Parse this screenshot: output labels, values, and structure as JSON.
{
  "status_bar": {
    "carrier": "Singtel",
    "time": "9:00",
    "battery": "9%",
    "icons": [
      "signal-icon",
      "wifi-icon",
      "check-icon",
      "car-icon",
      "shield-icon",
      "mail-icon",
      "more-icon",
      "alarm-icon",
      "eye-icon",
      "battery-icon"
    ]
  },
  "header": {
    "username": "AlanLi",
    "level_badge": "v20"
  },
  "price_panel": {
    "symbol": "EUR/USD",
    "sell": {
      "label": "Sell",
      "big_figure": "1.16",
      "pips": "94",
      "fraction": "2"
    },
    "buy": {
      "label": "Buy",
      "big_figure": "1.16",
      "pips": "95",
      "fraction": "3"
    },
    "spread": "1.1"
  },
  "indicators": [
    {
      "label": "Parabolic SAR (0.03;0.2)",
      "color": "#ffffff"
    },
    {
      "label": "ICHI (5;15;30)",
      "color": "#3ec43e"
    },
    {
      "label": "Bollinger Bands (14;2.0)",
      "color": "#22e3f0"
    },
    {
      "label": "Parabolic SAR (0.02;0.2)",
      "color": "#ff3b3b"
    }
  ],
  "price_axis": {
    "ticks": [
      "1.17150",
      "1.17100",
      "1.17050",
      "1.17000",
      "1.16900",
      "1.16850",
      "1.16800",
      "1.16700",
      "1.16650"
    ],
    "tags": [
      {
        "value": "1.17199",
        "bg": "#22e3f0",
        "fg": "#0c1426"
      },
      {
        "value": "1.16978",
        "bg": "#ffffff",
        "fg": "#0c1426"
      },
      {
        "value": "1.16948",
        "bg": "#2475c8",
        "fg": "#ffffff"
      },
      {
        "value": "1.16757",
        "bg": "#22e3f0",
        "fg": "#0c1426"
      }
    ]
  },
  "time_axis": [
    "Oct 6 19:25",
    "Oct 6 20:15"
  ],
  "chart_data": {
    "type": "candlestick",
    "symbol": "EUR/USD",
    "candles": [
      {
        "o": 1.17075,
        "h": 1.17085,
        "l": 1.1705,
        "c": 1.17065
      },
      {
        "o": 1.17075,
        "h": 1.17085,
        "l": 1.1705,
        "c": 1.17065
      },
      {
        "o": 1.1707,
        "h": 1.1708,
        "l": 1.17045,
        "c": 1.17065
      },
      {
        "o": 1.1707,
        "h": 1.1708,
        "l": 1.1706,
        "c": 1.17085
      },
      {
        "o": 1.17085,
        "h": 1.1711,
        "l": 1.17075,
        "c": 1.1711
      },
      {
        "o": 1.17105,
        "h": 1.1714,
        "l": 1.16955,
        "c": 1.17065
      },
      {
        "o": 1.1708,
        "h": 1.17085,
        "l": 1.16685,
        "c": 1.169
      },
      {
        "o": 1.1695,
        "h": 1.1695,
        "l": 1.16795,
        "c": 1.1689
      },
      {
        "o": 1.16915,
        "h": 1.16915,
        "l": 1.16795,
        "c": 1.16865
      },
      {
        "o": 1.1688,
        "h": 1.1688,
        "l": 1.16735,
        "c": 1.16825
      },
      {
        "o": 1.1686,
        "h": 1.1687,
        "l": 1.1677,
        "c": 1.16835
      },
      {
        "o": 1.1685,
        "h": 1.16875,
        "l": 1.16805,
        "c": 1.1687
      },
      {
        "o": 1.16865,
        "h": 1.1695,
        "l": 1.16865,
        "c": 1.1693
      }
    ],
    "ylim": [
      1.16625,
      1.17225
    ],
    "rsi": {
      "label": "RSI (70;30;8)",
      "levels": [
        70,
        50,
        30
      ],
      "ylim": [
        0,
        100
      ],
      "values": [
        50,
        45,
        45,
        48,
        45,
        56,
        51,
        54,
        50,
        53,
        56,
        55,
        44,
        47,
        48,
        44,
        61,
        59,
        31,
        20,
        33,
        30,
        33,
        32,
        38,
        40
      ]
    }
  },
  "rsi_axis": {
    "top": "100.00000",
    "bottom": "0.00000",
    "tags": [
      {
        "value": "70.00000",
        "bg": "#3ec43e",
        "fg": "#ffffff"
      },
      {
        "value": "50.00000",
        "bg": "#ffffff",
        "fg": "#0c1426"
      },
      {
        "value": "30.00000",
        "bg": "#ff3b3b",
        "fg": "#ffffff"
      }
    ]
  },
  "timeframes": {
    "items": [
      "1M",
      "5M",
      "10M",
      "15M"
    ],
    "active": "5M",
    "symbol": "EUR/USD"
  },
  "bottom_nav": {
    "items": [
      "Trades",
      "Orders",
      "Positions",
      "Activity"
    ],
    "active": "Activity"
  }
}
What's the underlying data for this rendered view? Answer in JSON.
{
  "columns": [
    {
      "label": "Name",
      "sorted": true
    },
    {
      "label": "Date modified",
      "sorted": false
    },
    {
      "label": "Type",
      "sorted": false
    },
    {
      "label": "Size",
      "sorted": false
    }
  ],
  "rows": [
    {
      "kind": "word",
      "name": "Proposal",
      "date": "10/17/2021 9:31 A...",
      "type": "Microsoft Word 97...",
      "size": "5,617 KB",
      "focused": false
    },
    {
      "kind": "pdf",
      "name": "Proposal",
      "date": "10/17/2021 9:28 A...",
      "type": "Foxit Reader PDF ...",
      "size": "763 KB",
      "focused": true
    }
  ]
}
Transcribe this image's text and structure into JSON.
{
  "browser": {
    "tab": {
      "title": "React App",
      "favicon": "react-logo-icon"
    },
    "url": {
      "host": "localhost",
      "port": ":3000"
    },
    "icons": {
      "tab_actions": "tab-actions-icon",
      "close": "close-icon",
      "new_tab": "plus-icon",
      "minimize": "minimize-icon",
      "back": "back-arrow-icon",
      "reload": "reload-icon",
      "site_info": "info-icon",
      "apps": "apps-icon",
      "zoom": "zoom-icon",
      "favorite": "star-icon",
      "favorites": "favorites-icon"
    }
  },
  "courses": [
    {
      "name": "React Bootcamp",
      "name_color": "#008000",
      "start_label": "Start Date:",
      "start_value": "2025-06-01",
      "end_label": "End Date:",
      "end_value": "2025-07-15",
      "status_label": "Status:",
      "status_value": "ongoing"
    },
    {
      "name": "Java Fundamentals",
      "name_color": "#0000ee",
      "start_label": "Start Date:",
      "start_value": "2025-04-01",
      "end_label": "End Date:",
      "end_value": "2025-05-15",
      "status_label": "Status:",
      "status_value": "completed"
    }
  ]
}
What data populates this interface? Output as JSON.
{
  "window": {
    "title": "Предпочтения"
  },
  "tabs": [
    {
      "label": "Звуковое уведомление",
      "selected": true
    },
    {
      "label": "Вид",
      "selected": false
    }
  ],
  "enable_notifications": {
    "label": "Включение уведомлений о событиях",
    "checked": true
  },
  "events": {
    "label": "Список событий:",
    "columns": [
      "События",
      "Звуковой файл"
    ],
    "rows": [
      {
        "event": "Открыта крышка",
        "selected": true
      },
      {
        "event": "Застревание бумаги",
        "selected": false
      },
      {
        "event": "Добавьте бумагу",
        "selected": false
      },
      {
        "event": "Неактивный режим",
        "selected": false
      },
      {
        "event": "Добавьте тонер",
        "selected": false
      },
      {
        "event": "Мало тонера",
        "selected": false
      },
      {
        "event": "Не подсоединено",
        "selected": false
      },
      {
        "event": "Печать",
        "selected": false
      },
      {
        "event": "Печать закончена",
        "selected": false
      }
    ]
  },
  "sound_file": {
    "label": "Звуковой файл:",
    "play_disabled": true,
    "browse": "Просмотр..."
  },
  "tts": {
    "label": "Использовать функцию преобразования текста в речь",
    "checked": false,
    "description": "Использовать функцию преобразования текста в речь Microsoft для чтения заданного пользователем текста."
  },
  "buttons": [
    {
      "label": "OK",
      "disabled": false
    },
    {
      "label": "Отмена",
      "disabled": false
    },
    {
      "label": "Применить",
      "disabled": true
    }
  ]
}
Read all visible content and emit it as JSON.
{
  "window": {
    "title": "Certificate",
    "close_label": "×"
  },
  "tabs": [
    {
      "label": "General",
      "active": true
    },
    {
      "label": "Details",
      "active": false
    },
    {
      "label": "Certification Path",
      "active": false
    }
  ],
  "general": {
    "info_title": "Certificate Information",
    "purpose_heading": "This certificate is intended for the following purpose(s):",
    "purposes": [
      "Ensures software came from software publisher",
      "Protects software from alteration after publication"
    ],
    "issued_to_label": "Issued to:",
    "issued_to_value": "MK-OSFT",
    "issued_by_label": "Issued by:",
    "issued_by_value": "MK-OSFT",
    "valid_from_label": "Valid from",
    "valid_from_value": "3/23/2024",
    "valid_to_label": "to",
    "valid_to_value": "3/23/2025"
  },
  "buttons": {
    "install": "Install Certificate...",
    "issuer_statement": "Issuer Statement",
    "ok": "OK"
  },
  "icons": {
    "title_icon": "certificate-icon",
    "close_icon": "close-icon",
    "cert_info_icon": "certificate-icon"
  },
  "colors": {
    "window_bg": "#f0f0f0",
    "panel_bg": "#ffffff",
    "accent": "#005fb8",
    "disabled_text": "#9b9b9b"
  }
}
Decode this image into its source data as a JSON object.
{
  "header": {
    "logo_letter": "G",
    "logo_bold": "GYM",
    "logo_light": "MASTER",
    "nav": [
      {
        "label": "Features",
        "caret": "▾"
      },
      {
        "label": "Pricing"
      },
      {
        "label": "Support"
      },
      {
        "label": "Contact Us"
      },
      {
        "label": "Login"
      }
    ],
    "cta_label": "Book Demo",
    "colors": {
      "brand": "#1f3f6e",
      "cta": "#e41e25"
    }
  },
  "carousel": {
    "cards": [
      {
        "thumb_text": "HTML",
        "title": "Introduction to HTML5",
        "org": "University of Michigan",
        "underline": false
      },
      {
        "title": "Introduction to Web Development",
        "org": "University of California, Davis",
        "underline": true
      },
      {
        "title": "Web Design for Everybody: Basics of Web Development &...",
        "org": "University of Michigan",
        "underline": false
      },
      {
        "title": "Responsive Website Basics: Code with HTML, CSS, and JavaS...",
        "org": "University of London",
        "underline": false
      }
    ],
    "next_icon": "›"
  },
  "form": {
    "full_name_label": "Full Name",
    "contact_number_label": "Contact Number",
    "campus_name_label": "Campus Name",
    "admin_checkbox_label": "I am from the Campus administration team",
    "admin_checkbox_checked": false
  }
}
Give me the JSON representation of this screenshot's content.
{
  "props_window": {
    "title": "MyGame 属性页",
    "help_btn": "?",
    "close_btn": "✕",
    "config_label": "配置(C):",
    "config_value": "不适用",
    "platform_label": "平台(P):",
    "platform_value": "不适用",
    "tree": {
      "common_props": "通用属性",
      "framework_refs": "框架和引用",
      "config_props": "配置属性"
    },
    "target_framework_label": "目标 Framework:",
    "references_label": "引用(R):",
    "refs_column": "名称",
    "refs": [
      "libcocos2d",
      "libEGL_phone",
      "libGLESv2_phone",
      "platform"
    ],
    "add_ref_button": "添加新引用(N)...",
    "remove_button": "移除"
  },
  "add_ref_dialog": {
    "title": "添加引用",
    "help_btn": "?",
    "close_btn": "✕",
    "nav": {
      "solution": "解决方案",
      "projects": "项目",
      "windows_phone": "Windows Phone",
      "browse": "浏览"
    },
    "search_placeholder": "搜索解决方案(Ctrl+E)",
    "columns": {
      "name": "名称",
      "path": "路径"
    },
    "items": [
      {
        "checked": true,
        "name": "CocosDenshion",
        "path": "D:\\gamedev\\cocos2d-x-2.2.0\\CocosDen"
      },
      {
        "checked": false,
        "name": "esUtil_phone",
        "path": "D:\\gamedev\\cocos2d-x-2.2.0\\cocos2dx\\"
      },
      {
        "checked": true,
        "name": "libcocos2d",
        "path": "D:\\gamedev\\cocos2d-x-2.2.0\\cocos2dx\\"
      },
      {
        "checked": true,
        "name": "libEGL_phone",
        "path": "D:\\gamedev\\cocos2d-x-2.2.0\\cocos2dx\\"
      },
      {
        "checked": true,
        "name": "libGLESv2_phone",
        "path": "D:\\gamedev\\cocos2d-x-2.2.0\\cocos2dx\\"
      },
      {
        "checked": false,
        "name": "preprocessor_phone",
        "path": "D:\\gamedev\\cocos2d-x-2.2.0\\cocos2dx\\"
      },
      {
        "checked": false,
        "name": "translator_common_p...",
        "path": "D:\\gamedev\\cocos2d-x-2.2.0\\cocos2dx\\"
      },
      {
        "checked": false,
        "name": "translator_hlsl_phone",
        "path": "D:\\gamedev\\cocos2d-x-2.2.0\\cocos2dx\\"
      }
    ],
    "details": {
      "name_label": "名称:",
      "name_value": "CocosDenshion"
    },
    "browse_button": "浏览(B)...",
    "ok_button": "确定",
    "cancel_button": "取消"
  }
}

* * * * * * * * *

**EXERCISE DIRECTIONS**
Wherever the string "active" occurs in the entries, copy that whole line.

**EXERCISE SOLUTION**
    "active": "5M",
    "active": "Activity"
      "active": true
      "active": false
      "active": false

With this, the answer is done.